The university is readying two major construction projects blocks apart from each other — a new media arts center at Tapia Drive and Holloway Avenue and a mixed-use housing project that will bring upward of 550 beds to Varela and Holloway avenues. Both projects are slated to break ground this fall.
The number of residential units that will come with the project is still in flux, but a survey released by the university this week to gauge how much students were willing to pay for the new accommodation offered three initial floor plans for fully furnished apartments housing up to four residents.
The cheapest option currently proposed would be a fully furnished two-bedroom apartment, shared among four students for $1,225 per bed, utilities included.
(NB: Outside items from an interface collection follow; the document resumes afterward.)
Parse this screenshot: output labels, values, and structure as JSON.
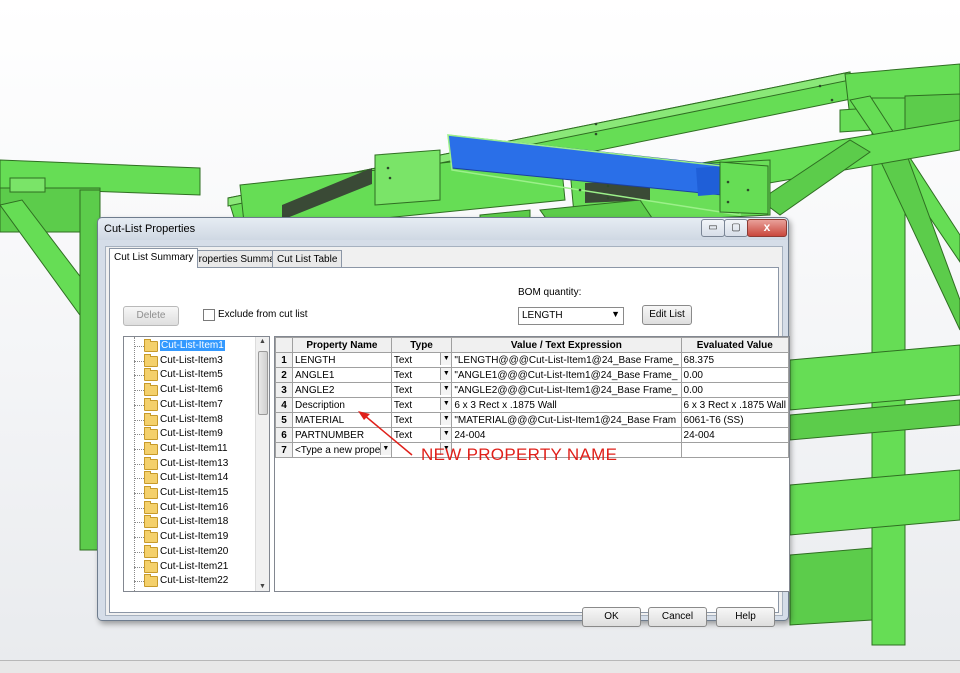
{
  "dialog": {
    "title": "Cut-List Properties",
    "window_buttons": {
      "minimize": "▭",
      "maximize": "▢",
      "close": "x"
    },
    "tabs": [
      {
        "label": "Cut List Summary",
        "active": true
      },
      {
        "label": "Properties Summary",
        "active": false
      },
      {
        "label": "Cut List Table",
        "active": false
      }
    ],
    "delete_label": "Delete",
    "exclude_label": "Exclude from cut list",
    "bom_label": "BOM quantity:",
    "bom_value": "LENGTH",
    "edit_list_label": "Edit List",
    "ok_label": "OK",
    "cancel_label": "Cancel",
    "help_label": "Help"
  },
  "tree": {
    "selected": "Cut-List-Item1",
    "items": [
      "Cut-List-Item1",
      "Cut-List-Item3",
      "Cut-List-Item5",
      "Cut-List-Item6",
      "Cut-List-Item7",
      "Cut-List-Item8",
      "Cut-List-Item9",
      "Cut-List-Item11",
      "Cut-List-Item13",
      "Cut-List-Item14",
      "Cut-List-Item15",
      "Cut-List-Item16",
      "Cut-List-Item18",
      "Cut-List-Item19",
      "Cut-List-Item20",
      "Cut-List-Item21",
      "Cut-List-Item22"
    ]
  },
  "grid": {
    "headers": [
      "Property Name",
      "Type",
      "Value / Text Expression",
      "Evaluated Value"
    ],
    "rows": [
      {
        "n": "1",
        "name": "LENGTH",
        "type": "Text",
        "value": "\"LENGTH@@@Cut-List-Item1@24_Base Frame_",
        "evaluated": "68.375"
      },
      {
        "n": "2",
        "name": "ANGLE1",
        "type": "Text",
        "value": "\"ANGLE1@@@Cut-List-Item1@24_Base Frame_",
        "evaluated": "0.00"
      },
      {
        "n": "3",
        "name": "ANGLE2",
        "type": "Text",
        "value": "\"ANGLE2@@@Cut-List-Item1@24_Base Frame_",
        "evaluated": "0.00"
      },
      {
        "n": "4",
        "name": "Description",
        "type": "Text",
        "value": "6 x 3 Rect x .1875 Wall",
        "evaluated": "6 x 3 Rect x .1875 Wall"
      },
      {
        "n": "5",
        "name": "MATERIAL",
        "type": "Text",
        "value": "\"MATERIAL@@@Cut-List-Item1@24_Base Fram",
        "evaluated": "6061-T6 (SS)"
      },
      {
        "n": "6",
        "name": "PARTNUMBER",
        "type": "Text",
        "value": "24-004",
        "evaluated": "24-004"
      }
    ],
    "new_row": {
      "n": "7",
      "placeholder": "<Type a new propert",
      "type": "",
      "value": "",
      "evaluated": ""
    }
  },
  "annotation": {
    "text": "NEW PROPERTY NAME",
    "color": "#e0201a"
  },
  "colors": {
    "frame_green": "#66dd55",
    "selected_blue": "#2a6fe8",
    "dialog_frame": "#d5dde8"
  }
}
The survey also included a rendering of a shared one-bedroom furnished apartment and inquired whether students would be willing to to pay $1,505 per bed.
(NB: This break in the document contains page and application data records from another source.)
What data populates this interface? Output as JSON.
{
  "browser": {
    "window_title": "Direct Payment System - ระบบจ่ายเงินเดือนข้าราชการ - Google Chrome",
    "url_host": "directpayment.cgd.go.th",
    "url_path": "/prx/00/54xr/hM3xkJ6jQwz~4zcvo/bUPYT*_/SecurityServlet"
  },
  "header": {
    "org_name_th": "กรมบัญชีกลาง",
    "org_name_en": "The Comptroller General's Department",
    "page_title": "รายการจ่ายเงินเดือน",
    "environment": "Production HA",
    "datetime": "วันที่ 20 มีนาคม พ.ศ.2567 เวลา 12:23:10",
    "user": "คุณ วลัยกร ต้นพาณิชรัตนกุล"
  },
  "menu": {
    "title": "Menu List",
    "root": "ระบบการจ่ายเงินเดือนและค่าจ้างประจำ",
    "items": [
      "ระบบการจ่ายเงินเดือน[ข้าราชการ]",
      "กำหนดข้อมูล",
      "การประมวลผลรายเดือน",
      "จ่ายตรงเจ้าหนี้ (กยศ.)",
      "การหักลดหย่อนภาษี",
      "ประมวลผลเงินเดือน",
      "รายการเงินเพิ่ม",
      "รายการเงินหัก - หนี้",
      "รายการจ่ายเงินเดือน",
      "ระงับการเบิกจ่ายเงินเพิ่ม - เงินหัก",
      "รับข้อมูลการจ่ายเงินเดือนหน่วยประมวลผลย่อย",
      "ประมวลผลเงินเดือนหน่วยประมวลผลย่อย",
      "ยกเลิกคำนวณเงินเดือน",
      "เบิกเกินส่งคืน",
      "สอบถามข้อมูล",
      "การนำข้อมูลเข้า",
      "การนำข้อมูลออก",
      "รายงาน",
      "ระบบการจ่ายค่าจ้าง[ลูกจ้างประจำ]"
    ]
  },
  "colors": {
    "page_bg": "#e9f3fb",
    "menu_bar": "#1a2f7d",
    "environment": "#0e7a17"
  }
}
Privacy would cost prospective residents about $100 more — a third floor plan proposes a furnished apartment with four modest but separate bedrooms, a full kitchen and living space, at a cost of $1,598 per room.
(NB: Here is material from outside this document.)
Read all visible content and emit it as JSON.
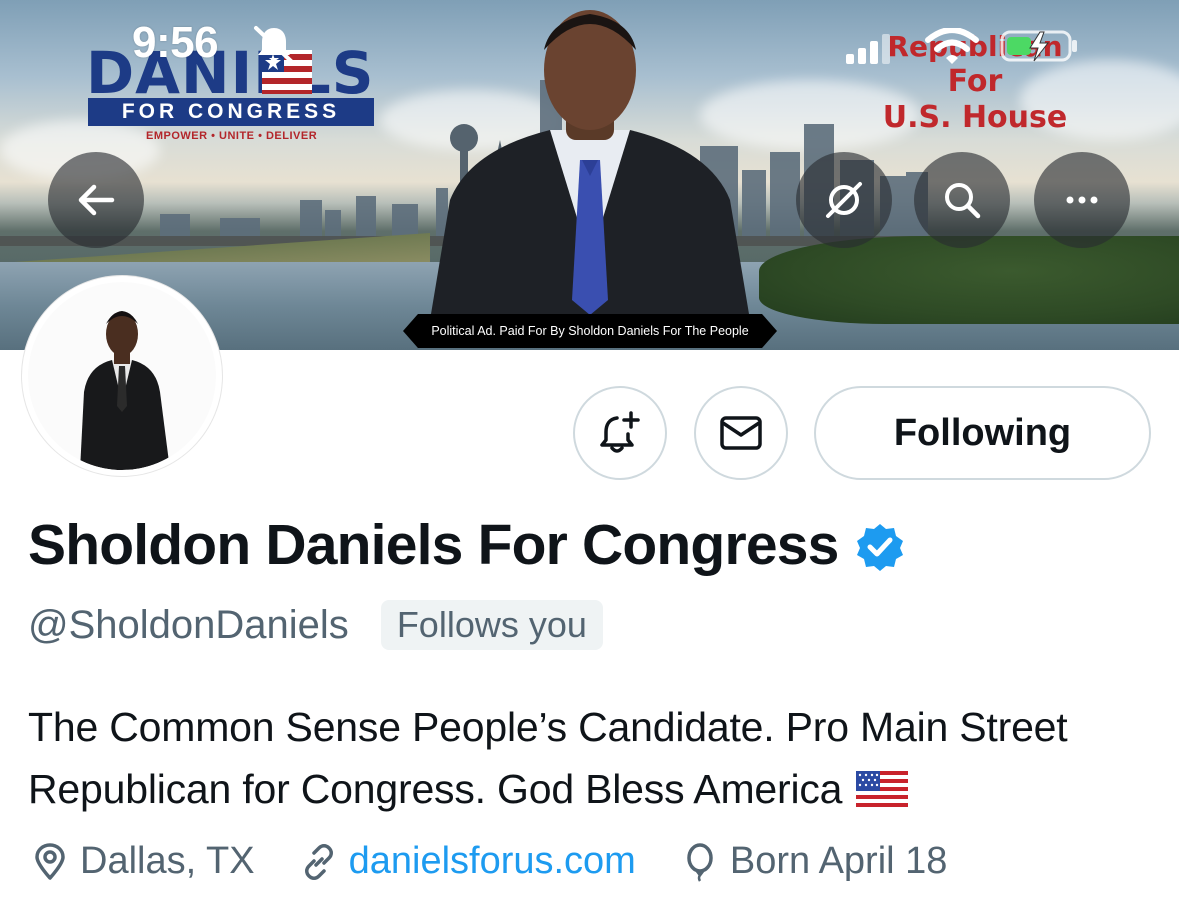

“People will be able to look at what’s offered and make their decision,” said Jason Porth, vice president of University Enterprises at SFSU, adding that given “what’s affordable off campus, we do think the price points are reasonable.”
The apartments will be equipped with a kitchenette or full kitchen, and meal plans would be optional.
According to the internet listing service RentCafe, a studio apartment in San Francisco cost $2,500 in April, while a one-bedroom rented at an average of $3,239 and a two-bedroom at $4,351 per month.
The proposed housing will sit on top of 33,000 square-feet of retail space and student support services and come with a 50-car parking garage. Its construction requires the demolition of 27 housing units that are currently serving some 53 students. Their annual leases end in May and will not be renewed.
Developer Pacific Union Development Company is funding the housing project’s construction, and is leasing the property from the university for the next 65 years. The private-public partnership has enabled the university to address an immediate and urgent need for housing, according to Porth.
“We have a wait list well over 2,000 students wanting to live on campus — we need to house them,” Porth said. Students are expected to move into the new apartments in Fall 2020.
Slated to rise simultaneously with the housing project is a long-awaited, state-of-the-art Center for Media Arts, which will come with an adjacent 800-seat auditorium at the intersection of Holloway Avenue and Font Boulevard.
The four-story, 76,000 square-foot building will absorb the school’s Broadcast and Electronic Communication Arts program, which currently operates inside of SFSU’s aging College of Liberal and Creative Arts Department building.
That department’s administrative offices, as well as interdisciplinary lecture and active learning classrooms, two full-height television studios, a television newsroom, a radio station and production spaces, will also find a home in the new center.
Some 27 townhomes in the adjacent Park Merced neighborhood will also be torn down to make room for the $81 million project. Demolition is expected to begin in June, and construction is set for the Fall.
While a majority of the townhome residents are students, seven units were occupied by SFSU faculty, staff and Park Merced legacy tenants, all of whom have been relocated into university-owned housing at their same rents, according to Porth.
Current staff in Creative Arts building expressed both excitement and skepticism about the timeline governing the new center’s construction, which is slated to open its doors in 2020.
“I came here in 2006 and was told by 2012 there would be a new Creative Arts building,” said Jeff Jacoby, an associate professor in the BECA program, adding that funding intended to build the media center was redirected to the construction of the Mashouf Wellness Center instead. “When I see the dirt moved, I will feel a lot better.”
Porth said that efforts are underway to raise some $17-20 million still needed to pay for state-of-art equipment to outfit the media center, which will be constructed using some $64 million in state funding.
The sister projects were approved by the California State University Board of Trustees last summer and are part of SFSU’s Campus Master Plan, which was adopted in 2007 and envisions a 25 percent increase in full-time student enrollment by 2020 through facility enhancements.
That vision also includes growing SFSU’s current population of on-campus student residents from about 4,000 to 12,000 students, Porth said.